***** Provided records
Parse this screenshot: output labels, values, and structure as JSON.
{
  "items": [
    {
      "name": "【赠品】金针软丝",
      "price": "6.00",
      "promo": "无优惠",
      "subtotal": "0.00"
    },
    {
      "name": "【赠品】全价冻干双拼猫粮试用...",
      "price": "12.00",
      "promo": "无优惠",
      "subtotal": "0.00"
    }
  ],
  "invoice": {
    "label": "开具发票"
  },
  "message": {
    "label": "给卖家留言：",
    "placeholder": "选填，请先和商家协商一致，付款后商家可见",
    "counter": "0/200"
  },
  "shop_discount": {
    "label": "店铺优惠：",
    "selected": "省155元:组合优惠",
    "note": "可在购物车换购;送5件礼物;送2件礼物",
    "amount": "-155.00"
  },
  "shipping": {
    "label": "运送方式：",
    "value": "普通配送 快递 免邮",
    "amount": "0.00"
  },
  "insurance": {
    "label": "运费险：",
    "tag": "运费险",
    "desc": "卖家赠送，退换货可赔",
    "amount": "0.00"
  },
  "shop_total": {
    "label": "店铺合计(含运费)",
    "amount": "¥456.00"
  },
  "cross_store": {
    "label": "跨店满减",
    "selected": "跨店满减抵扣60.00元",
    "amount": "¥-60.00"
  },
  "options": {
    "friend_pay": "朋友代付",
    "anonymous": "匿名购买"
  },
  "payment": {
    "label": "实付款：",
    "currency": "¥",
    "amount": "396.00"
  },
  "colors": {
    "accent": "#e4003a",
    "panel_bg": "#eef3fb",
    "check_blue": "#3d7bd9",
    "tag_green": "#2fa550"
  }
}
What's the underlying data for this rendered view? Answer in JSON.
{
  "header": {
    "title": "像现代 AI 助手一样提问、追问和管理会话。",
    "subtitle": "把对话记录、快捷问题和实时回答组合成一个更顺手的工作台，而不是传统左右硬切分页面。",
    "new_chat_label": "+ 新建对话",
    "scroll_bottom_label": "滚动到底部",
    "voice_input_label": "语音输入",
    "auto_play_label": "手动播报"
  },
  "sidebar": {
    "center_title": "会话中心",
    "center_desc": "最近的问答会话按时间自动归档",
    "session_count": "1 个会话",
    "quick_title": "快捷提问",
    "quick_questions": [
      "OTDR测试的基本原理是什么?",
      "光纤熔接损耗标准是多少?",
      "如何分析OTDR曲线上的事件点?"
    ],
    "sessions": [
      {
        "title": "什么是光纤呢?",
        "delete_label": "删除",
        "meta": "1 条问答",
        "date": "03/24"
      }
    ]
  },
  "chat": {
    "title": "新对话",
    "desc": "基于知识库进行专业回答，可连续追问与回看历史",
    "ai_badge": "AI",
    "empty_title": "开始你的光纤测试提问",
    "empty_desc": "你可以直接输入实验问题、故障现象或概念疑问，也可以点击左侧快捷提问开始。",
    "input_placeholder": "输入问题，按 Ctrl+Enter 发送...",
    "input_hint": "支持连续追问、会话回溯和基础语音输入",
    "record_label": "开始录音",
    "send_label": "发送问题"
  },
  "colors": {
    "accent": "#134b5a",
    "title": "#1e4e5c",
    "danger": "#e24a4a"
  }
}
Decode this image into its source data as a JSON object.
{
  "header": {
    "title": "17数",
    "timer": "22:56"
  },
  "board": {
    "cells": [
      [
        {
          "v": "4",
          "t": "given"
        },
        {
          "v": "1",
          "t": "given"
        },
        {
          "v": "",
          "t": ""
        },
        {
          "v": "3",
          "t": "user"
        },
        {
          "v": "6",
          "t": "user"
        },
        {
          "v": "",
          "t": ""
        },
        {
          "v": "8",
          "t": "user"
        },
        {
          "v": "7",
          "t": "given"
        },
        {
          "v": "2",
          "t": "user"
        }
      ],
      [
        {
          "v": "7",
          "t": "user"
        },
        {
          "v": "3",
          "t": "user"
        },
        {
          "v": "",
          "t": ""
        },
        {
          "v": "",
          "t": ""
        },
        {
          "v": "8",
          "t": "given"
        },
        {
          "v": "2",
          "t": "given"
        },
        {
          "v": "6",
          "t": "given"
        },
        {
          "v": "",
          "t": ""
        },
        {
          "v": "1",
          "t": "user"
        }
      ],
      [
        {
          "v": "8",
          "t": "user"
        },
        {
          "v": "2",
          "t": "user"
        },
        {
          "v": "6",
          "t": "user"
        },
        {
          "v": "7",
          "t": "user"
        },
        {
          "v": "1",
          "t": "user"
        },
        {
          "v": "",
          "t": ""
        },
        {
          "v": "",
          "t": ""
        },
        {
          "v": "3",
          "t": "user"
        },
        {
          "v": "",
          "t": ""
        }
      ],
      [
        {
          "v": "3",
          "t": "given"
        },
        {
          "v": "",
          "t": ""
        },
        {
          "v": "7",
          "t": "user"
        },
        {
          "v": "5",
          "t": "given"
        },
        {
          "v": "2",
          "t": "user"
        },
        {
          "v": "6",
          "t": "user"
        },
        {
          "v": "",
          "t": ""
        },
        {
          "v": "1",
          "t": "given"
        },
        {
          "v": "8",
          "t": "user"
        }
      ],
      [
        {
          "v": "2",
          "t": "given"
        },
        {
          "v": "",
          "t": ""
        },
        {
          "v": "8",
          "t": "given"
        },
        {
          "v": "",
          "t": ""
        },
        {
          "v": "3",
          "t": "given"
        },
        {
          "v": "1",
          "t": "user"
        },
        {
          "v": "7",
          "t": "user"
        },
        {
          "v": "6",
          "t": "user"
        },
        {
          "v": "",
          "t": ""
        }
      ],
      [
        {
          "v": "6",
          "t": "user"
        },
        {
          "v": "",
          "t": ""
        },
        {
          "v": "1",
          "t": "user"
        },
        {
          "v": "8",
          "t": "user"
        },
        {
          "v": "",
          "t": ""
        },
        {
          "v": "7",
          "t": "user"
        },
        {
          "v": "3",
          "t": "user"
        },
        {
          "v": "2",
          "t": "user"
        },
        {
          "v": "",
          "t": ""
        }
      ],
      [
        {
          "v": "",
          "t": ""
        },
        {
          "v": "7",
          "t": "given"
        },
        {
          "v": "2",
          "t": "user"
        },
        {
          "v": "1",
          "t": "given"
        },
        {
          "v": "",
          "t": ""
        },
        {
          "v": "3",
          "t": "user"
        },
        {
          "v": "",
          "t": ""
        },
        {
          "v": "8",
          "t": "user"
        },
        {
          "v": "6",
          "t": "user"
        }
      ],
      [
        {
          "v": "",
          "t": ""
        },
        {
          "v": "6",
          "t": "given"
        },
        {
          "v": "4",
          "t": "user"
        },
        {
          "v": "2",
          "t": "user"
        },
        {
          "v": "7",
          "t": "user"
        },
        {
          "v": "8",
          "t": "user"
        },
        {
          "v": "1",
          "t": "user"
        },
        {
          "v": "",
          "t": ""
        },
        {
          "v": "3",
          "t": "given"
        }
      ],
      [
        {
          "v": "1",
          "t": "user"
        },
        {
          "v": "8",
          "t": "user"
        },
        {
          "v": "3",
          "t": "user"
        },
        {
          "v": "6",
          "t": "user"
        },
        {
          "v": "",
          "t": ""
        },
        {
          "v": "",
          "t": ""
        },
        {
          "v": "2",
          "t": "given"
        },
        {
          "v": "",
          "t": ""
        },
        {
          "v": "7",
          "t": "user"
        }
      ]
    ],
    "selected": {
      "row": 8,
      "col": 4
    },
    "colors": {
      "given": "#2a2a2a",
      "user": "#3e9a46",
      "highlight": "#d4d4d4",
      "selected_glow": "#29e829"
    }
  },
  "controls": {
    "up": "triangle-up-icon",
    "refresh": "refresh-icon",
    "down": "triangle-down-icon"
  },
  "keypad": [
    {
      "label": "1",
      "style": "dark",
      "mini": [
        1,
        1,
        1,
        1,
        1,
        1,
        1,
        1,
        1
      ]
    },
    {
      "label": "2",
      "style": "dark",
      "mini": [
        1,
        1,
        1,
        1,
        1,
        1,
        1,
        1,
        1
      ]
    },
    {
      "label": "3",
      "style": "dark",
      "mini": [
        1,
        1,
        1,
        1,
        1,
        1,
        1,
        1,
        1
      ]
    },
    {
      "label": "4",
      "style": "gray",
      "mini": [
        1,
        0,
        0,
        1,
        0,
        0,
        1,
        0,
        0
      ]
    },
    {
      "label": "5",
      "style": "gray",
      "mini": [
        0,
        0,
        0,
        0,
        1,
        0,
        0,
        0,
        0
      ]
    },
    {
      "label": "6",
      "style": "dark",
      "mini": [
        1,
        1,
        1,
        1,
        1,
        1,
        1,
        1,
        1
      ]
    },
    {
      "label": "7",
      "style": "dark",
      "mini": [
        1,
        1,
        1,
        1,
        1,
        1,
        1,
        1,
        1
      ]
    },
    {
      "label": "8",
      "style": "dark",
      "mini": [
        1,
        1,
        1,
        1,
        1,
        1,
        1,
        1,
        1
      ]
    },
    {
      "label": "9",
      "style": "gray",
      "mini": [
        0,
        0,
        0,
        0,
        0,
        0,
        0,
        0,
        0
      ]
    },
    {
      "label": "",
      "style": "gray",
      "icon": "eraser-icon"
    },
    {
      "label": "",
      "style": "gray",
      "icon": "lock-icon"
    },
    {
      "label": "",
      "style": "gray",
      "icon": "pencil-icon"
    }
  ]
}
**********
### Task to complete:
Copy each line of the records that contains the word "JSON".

### Result:
Parse this screenshot: output labels, values, and structure as JSON.
What's the underlying data for this rendered view? Answer in JSON.
Decode this image into its source data as a JSON object.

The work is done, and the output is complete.